[This is the second-to-last post in a series expressing my view of why California’s actions on climate change are so important and how they will change the world. The introductory post provides an overview and some general context.]
As discussed in the previous blog posts, through the ARB Scoping Plan, the 5 pillars of climate action set out by Governor Brown in his 2015 State of the State address (50% RPS, double energy efficiency in buildings, cut oil use in transportation in half, limit SLCPs, and make working and natural lands carbon sinks rather than sources), and the 2 additional pillars (resilience, carbon capture), California has an economy-wide blueprint to reduce GHG emissions by 40% in twelve years. The question is how to ensure that those actions have an impact far beyond the state borders.

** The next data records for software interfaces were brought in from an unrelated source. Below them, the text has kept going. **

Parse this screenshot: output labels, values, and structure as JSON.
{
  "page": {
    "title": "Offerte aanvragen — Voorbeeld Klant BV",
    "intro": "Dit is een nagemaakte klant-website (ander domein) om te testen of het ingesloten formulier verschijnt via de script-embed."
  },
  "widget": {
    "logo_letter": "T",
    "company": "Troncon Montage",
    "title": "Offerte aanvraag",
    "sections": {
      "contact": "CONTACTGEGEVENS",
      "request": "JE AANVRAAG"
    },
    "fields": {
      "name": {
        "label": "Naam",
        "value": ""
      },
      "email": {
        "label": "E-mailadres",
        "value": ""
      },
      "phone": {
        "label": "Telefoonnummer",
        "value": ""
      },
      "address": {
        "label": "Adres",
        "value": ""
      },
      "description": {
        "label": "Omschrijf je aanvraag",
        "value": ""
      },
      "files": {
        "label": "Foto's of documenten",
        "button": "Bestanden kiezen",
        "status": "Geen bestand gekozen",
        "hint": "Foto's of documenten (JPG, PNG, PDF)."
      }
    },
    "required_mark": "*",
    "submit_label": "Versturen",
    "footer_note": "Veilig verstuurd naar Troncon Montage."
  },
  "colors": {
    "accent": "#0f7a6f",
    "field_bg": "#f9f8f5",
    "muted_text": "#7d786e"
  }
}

California will continue to focus on action in the state. Success will promote further action. Technology breakthroughs will be exported. We see that with renewables, storage, and zero emission vehicles. California is an innovation engine that can drive both technology and cost.

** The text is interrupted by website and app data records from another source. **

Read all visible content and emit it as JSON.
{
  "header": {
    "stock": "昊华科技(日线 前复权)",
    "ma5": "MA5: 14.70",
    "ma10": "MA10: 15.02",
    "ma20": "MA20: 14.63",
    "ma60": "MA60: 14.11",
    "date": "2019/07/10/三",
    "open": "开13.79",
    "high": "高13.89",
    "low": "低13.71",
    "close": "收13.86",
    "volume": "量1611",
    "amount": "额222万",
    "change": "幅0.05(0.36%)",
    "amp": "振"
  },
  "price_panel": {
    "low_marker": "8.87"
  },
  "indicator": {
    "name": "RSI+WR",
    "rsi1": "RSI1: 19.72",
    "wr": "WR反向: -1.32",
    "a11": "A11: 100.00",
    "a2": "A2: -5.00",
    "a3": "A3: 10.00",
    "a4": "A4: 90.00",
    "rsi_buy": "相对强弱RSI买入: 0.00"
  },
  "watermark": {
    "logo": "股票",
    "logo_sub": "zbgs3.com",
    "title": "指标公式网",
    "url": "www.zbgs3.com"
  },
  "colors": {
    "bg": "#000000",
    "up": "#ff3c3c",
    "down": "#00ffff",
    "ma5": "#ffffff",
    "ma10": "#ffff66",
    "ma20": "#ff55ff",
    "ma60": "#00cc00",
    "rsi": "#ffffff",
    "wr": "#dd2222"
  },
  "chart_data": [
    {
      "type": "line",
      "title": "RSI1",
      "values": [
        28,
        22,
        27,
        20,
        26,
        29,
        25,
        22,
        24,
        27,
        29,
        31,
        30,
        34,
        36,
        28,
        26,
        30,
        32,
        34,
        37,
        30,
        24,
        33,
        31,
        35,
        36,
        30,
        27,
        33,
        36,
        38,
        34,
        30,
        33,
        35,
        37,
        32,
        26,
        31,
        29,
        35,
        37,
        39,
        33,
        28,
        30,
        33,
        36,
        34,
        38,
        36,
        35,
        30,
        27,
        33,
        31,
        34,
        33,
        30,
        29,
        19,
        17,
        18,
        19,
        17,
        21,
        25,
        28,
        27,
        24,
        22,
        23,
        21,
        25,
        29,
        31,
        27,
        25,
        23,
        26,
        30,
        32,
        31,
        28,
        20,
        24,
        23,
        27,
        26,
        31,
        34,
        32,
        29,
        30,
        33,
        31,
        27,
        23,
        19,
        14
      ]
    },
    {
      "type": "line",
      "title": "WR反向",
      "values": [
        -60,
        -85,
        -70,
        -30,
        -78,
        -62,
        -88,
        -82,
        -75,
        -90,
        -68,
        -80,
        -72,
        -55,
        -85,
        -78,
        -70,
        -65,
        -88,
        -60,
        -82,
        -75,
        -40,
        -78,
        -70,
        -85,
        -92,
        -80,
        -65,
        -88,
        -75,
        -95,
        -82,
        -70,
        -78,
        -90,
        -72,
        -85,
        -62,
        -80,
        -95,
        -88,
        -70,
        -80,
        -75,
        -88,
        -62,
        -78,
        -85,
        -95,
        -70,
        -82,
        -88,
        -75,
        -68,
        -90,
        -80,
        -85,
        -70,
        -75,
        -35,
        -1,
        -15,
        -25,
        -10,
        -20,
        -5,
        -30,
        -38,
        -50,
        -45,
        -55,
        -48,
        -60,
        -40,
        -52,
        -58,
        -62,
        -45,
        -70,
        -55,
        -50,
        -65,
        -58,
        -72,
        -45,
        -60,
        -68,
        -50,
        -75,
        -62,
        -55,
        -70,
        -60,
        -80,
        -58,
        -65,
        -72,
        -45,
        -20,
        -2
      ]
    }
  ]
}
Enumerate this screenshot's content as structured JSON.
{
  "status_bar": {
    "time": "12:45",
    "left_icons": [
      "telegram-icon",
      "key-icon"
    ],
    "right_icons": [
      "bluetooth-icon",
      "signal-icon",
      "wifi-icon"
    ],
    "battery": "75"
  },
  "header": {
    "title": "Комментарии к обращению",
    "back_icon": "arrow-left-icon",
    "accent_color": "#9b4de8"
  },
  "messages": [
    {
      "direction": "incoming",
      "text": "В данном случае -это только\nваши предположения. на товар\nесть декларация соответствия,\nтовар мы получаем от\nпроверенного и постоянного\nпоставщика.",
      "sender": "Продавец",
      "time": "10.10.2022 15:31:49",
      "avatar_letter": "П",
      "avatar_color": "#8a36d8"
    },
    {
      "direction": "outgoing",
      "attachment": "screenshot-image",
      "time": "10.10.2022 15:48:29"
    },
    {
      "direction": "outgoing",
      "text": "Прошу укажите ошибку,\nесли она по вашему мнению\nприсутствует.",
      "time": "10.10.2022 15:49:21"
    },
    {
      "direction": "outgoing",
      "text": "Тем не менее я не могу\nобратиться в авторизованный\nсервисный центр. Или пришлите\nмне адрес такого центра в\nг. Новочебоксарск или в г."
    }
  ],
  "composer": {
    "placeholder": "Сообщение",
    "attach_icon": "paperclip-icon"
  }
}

California needs to continue to promote and promulgate smart regulations. The state’s modest procurement requirement for energy storage has had a worldwide impact. Done well, regulations and mandates provide incentives, stability, market signals and promote the creation of industries. Without the RPS, for example, renewable energy would not have developed in the same manner or as quickly.
While the focus of action is within the state’s borders, California also needs partnerships both in state and outside. California’s cap and trade market is linked with Quebec and Ontario, but adding more jurisdictions will increase its impact. China has now started its nationwide cap and trade market, with a significant assist from California. It is too soon to consider direct linkage of the markets, but the Chinese market launch reflects the outsize impact of California’s actions. In conjunction with the World Bank, California is also working with jurisdictions in North and South America on expanding carbon markets in the region.
We also need to target the most effective and most promising actions, and speed their adoption. Solutions often take too long to get to scale. I discussed the Under2 Coalition and other partnerships in the previous blog post. These are essential for establishing pilot programs, building templates, scaling responses to climate change.
This year, California will provide the global showcase for action and solution – the Global Climate Action Summit in San Francisco, on September 12-15, 2018. That’s the subject of the next and final blog post in this series.
Ken Alex is the Director of the Governor’s Office of Planning and Research, and serves as Senior Policy Advisor to Governor Jerry Brown and the Chair of the Strategic Growth Council.